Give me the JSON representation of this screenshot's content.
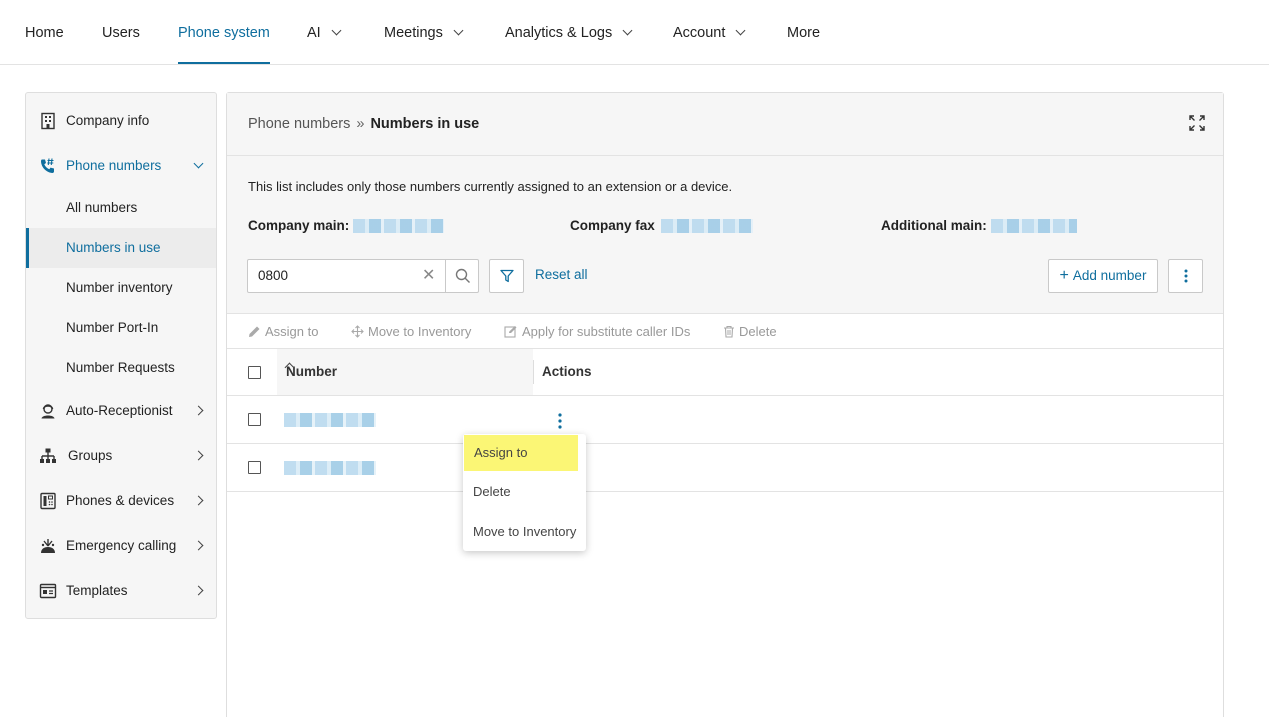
{
  "topnav": {
    "items": [
      {
        "label": "Home"
      },
      {
        "label": "Users"
      },
      {
        "label": "Phone system"
      },
      {
        "label": "AI"
      },
      {
        "label": "Meetings"
      },
      {
        "label": "Analytics & Logs"
      },
      {
        "label": "Account"
      },
      {
        "label": "More"
      }
    ],
    "active": "Phone system"
  },
  "sidebar": {
    "items": [
      {
        "label": "Company info",
        "icon": "building-icon"
      },
      {
        "label": "Phone numbers",
        "icon": "phone-hash-icon",
        "expanded": true
      },
      {
        "label": "Auto-Receptionist",
        "icon": "receptionist-icon"
      },
      {
        "label": "Groups",
        "icon": "org-chart-icon"
      },
      {
        "label": "Phones & devices",
        "icon": "desk-phone-icon"
      },
      {
        "label": "Emergency calling",
        "icon": "emergency-icon"
      },
      {
        "label": "Templates",
        "icon": "template-icon"
      }
    ],
    "subitems": [
      {
        "label": "All numbers"
      },
      {
        "label": "Numbers in use"
      },
      {
        "label": "Number inventory"
      },
      {
        "label": "Number Port-In"
      },
      {
        "label": "Number Requests"
      }
    ],
    "active_subitem": "Numbers in use"
  },
  "breadcrumb": {
    "parent": "Phone numbers",
    "separator": "»",
    "current": "Numbers in use"
  },
  "info": {
    "text": "This list includes only those numbers currently assigned to an extension or a device.",
    "company_main_label": "Company main:",
    "company_fax_label": "Company fax",
    "additional_main_label": "Additional main:"
  },
  "search": {
    "value": "0800",
    "clear_glyph": "✕"
  },
  "filters": {
    "reset_label": "Reset all"
  },
  "actions": {
    "add_number_label": "Add number",
    "add_glyph": "+"
  },
  "toolbar": {
    "assign_to": "Assign to",
    "move_to_inventory": "Move to Inventory",
    "apply_substitute": "Apply for substitute caller IDs",
    "delete": "Delete"
  },
  "table": {
    "columns": [
      "Number",
      "Actions"
    ],
    "rows": [
      {
        "number_redacted": true
      },
      {
        "number_redacted": true
      }
    ]
  },
  "context_menu": {
    "items": [
      {
        "label": "Assign to",
        "highlighted": true
      },
      {
        "label": "Delete"
      },
      {
        "label": "Move to Inventory"
      }
    ]
  },
  "colors": {
    "accent": "#0f6e9e",
    "highlight": "#fbf675",
    "panel_bg": "#f6f6f6"
  }
}
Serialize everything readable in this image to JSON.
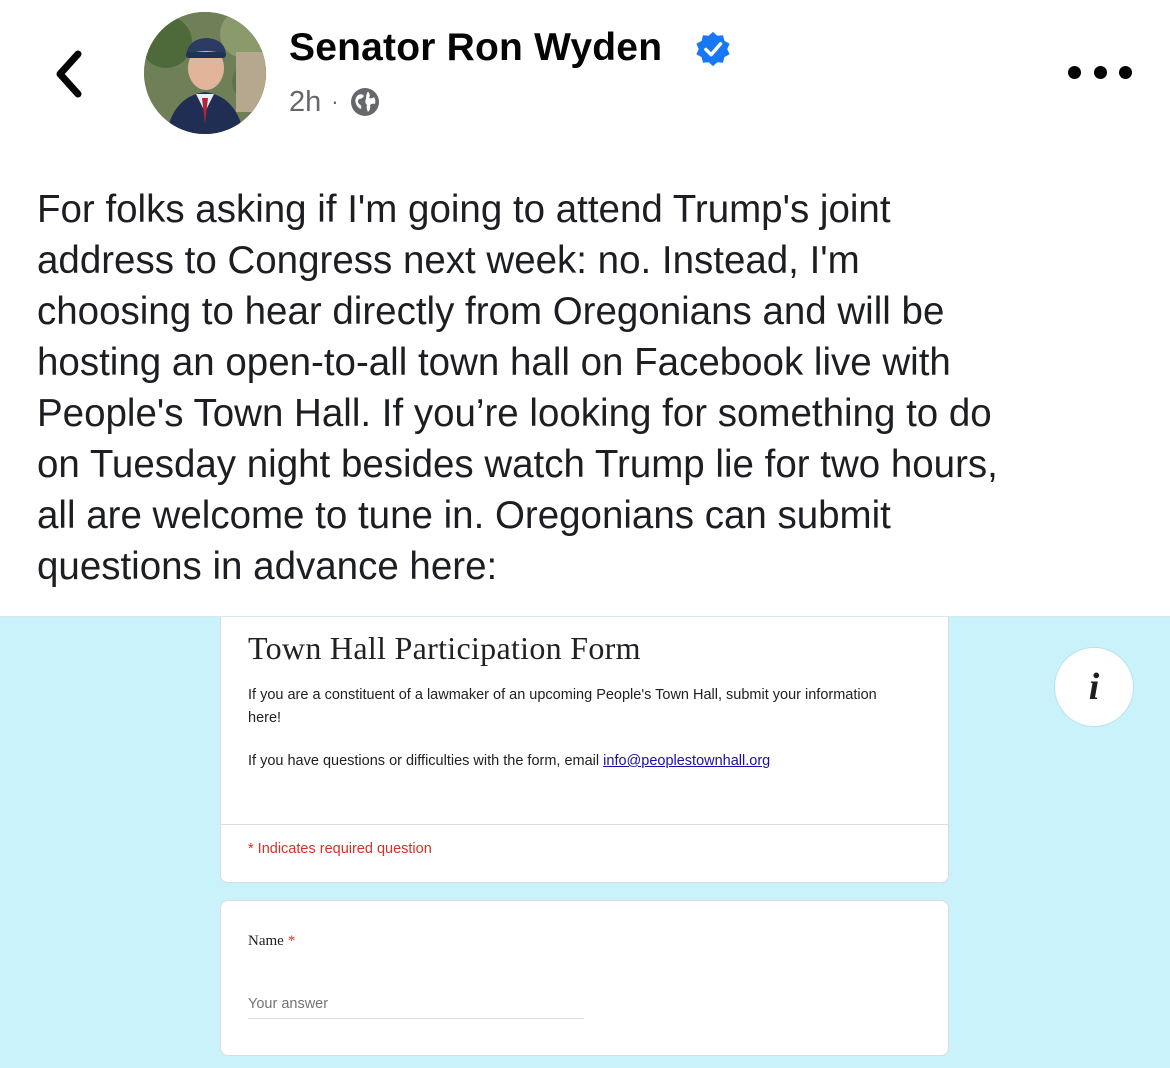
{
  "post": {
    "author": "Senator Ron Wyden",
    "time": "2h",
    "separator": "·",
    "audience_icon": "globe-icon",
    "verified_icon": "verified-badge-icon",
    "text": "For folks asking if I'm going to attend Trump's joint\naddress to Congress next week: no. Instead, I'm\nchoosing to hear directly from Oregonians and will be\nhosting an open-to-all town hall on Facebook live with\nPeople's Town Hall. If you’re looking for something to do\non Tuesday night besides watch Trump lie for two hours,\nall are welcome to tune in. Oregonians can submit\nquestions in advance here:"
  },
  "attachment": {
    "form_title": "Town Hall Participation Form",
    "description": "If you are a constituent of a lawmaker of an upcoming People's Town Hall, submit your information here!",
    "contact_prefix": "If you have questions or difficulties with the form, email ",
    "contact_email": "info@peoplestownhall.org",
    "required_note": "* Indicates required question",
    "name_label": "Name",
    "required_mark": "*",
    "name_placeholder": "Your answer",
    "info_glyph": "i"
  },
  "colors": {
    "attachment_background": "#c9f2fb",
    "verified_blue": "#1877f2",
    "required_red": "#d93025",
    "link_blue": "#1a0dab"
  }
}
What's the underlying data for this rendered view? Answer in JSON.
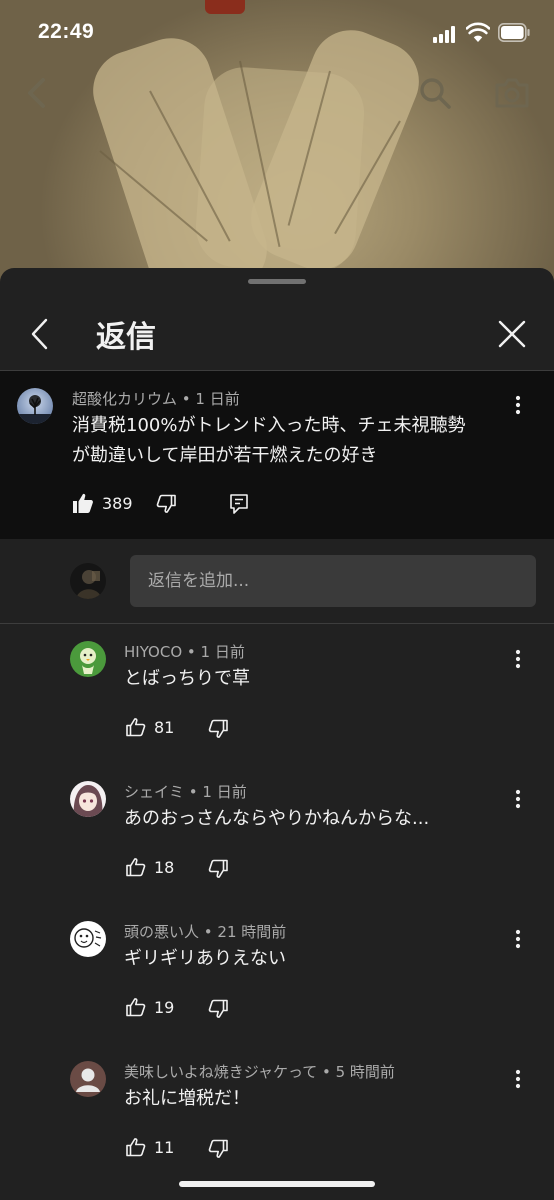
{
  "status_bar": {
    "time": "22:49"
  },
  "sheet": {
    "title": "返信"
  },
  "main_comment": {
    "author": "超酸化カリウム",
    "age": "1 日前",
    "text_lines": [
      "消費税100%がトレンド入った時、チェ未視聴勢",
      "が勘違いして岸田が若干燃えたの好き"
    ],
    "likes": "389"
  },
  "add_reply": {
    "placeholder": "返信を追加..."
  },
  "replies": [
    {
      "author": "HIYOCO",
      "age": "1 日前",
      "text": "とばっちりで草",
      "likes": "81"
    },
    {
      "author": "シェイミ",
      "age": "1 日前",
      "text": "あのおっさんならやりかねんからな...",
      "likes": "18"
    },
    {
      "author": "頭の悪い人",
      "age": "21 時間前",
      "text": "ギリギリありえない",
      "likes": "19"
    },
    {
      "author": "美味しいよね焼きジャケって",
      "age": "5 時間前",
      "text": "お礼に増税だ！",
      "likes": "11"
    }
  ],
  "separator": " • ",
  "colors": {
    "sheet_bg": "#212121",
    "main_comment_bg": "#0f0f0f",
    "text": "#f1f1f1",
    "meta": "#aaaaaa",
    "input_bg": "#3a3a3a"
  }
}
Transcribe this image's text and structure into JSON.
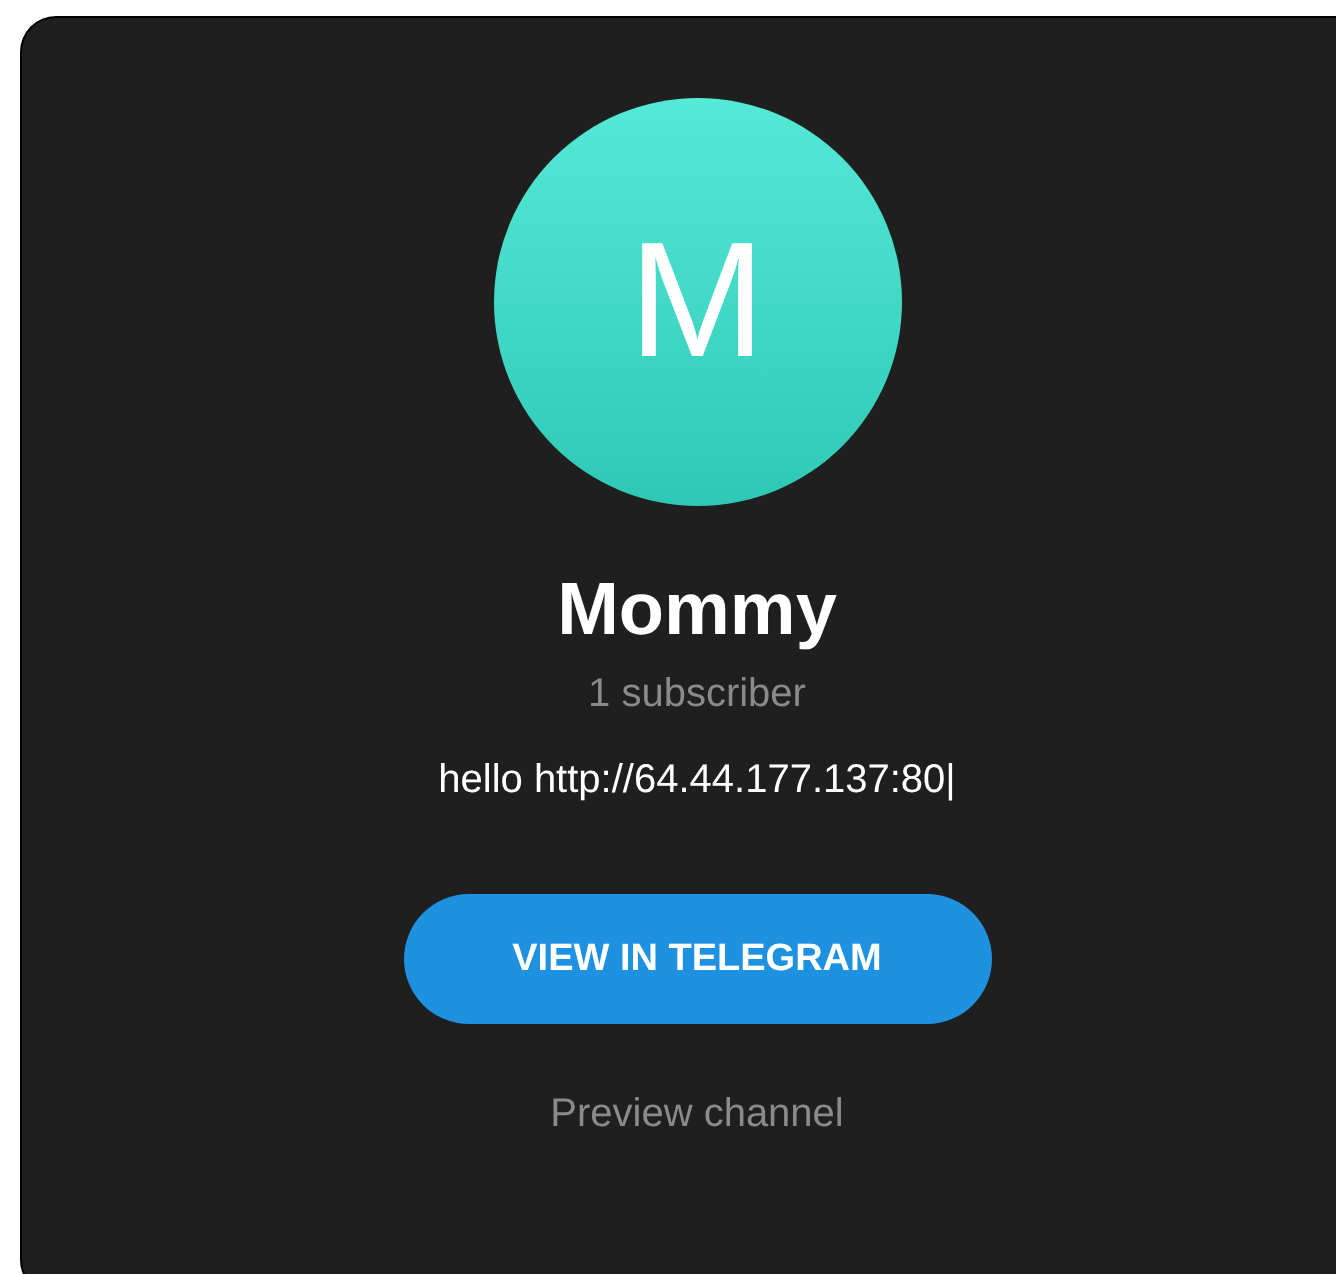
{
  "channel": {
    "avatar_letter": "M",
    "name": "Mommy",
    "subscribers": "1 subscriber",
    "description": "hello http://64.44.177.137:80|"
  },
  "buttons": {
    "primary": "VIEW IN TELEGRAM",
    "secondary": "Preview channel"
  }
}
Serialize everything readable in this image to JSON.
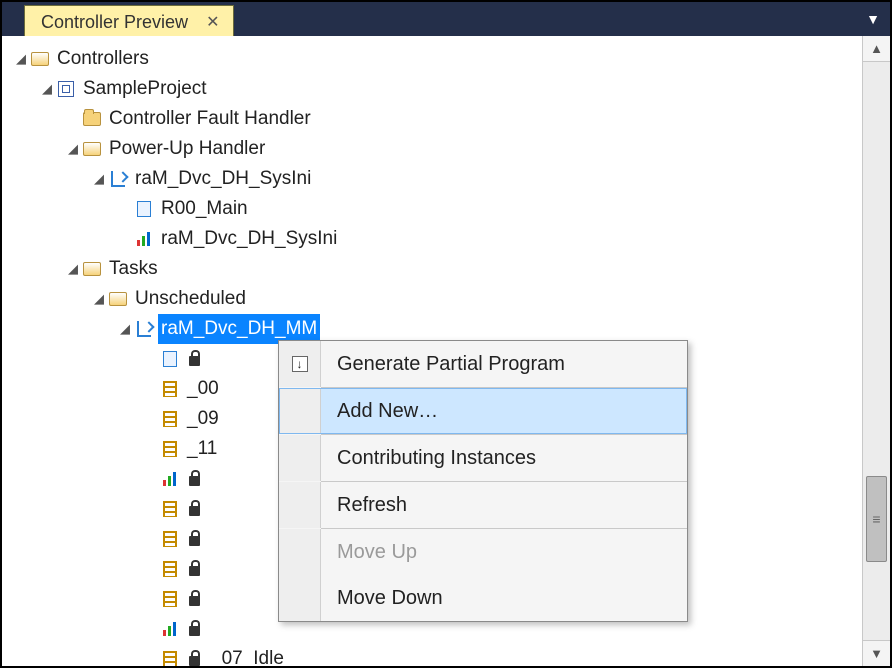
{
  "tab": {
    "title": "Controller Preview"
  },
  "tree": {
    "root": "Controllers",
    "project": "SampleProject",
    "fault_handler": "Controller Fault Handler",
    "power_up": "Power-Up Handler",
    "pu_prog": "raM_Dvc_DH_SysIni",
    "pu_r00": "R00_Main",
    "pu_r_sysini": "raM_Dvc_DH_SysIni",
    "tasks": "Tasks",
    "unscheduled": "Unscheduled",
    "mm_prog": "raM_Dvc_DH_MM",
    "mm_items": [
      {
        "name": "_00",
        "icon": "ladder",
        "locked": false
      },
      {
        "name": "_09",
        "icon": "ladder",
        "locked": false
      },
      {
        "name": "_11",
        "icon": "ladder",
        "locked": false
      },
      {
        "name": "",
        "icon": "chart",
        "locked": true
      },
      {
        "name": "",
        "icon": "ladder",
        "locked": true
      },
      {
        "name": "",
        "icon": "ladder",
        "locked": true
      },
      {
        "name": "",
        "icon": "ladder",
        "locked": true
      },
      {
        "name": "",
        "icon": "ladder",
        "locked": true
      },
      {
        "name": "",
        "icon": "chart",
        "locked": true
      }
    ],
    "mm_last": "_07_Idle",
    "mm_r0_lock": true
  },
  "context_menu": {
    "generate": "Generate Partial Program",
    "add_new": "Add New…",
    "contributing": "Contributing Instances",
    "refresh": "Refresh",
    "move_up": "Move Up",
    "move_down": "Move Down"
  }
}
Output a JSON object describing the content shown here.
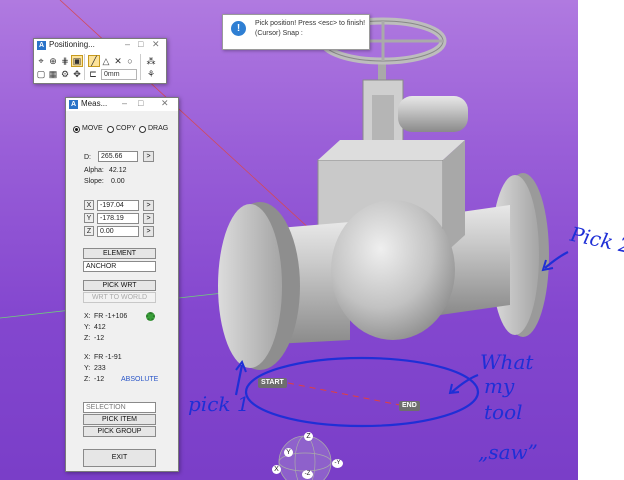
{
  "tooltip": {
    "line1": "Pick position! Press <esc> to finish!",
    "line2": "(Cursor) Snap :",
    "icon": "info-icon"
  },
  "positioning_window": {
    "title": "Positioning...",
    "snap_value": "0mm"
  },
  "measure_window": {
    "title": "Meas...",
    "modes": [
      "MOVE",
      "COPY",
      "DRAG"
    ],
    "selected_mode": "MOVE",
    "d_label": "D:",
    "d_value": "265.66",
    "alpha_label": "Alpha:",
    "alpha_value": "42.12",
    "slope_label": "Slope:",
    "slope_value": "0.00",
    "arrow_btn": ">",
    "x_label": "X",
    "x_value": "-197.04",
    "y_label": "Y",
    "y_value": "-178.19",
    "z_label": "Z",
    "z_value": "0.00",
    "element_btn": "ELEMENT",
    "anchor_value": "ANCHOR",
    "pick_wrt_btn": "PICK WRT",
    "wrt_to_world_btn": "WRT TO WORLD",
    "p1_x_label": "X:",
    "p1_x": "FR -1+106",
    "p1_y_label": "Y:",
    "p1_y": "412",
    "p1_z_label": "Z:",
    "p1_z": "-12",
    "p2_x_label": "X:",
    "p2_x": "FR -1-91",
    "p2_y_label": "Y:",
    "p2_y": "233",
    "p2_z_label": "Z:",
    "p2_z": "-12",
    "absolute_label": "ABSOLUTE",
    "selection_value": "SELECTION",
    "pick_item_btn": "PICK ITEM",
    "pick_group_btn": "PICK GROUP",
    "exit_btn": "EXIT"
  },
  "viewport": {
    "start_label": "START",
    "end_label": "END",
    "axis_labels": [
      "Z",
      "Y",
      "X",
      "-Y",
      "-Z"
    ]
  },
  "annotations": {
    "pick1": "pick 1",
    "pick2": "Pick 2",
    "what": "What",
    "my": "my",
    "tool": "tool",
    "saw": "„saw”"
  },
  "colors": {
    "viewport_top": "#b07ae0",
    "viewport_bottom": "#7a3ec8",
    "handwriting": "#1f2fd6",
    "info_icon": "#2f7fd3"
  }
}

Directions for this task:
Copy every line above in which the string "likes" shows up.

Answer space:
    "likes": "389"
      "likes": "81"
      "likes": "18"
      "likes": "19"
      "likes": "11"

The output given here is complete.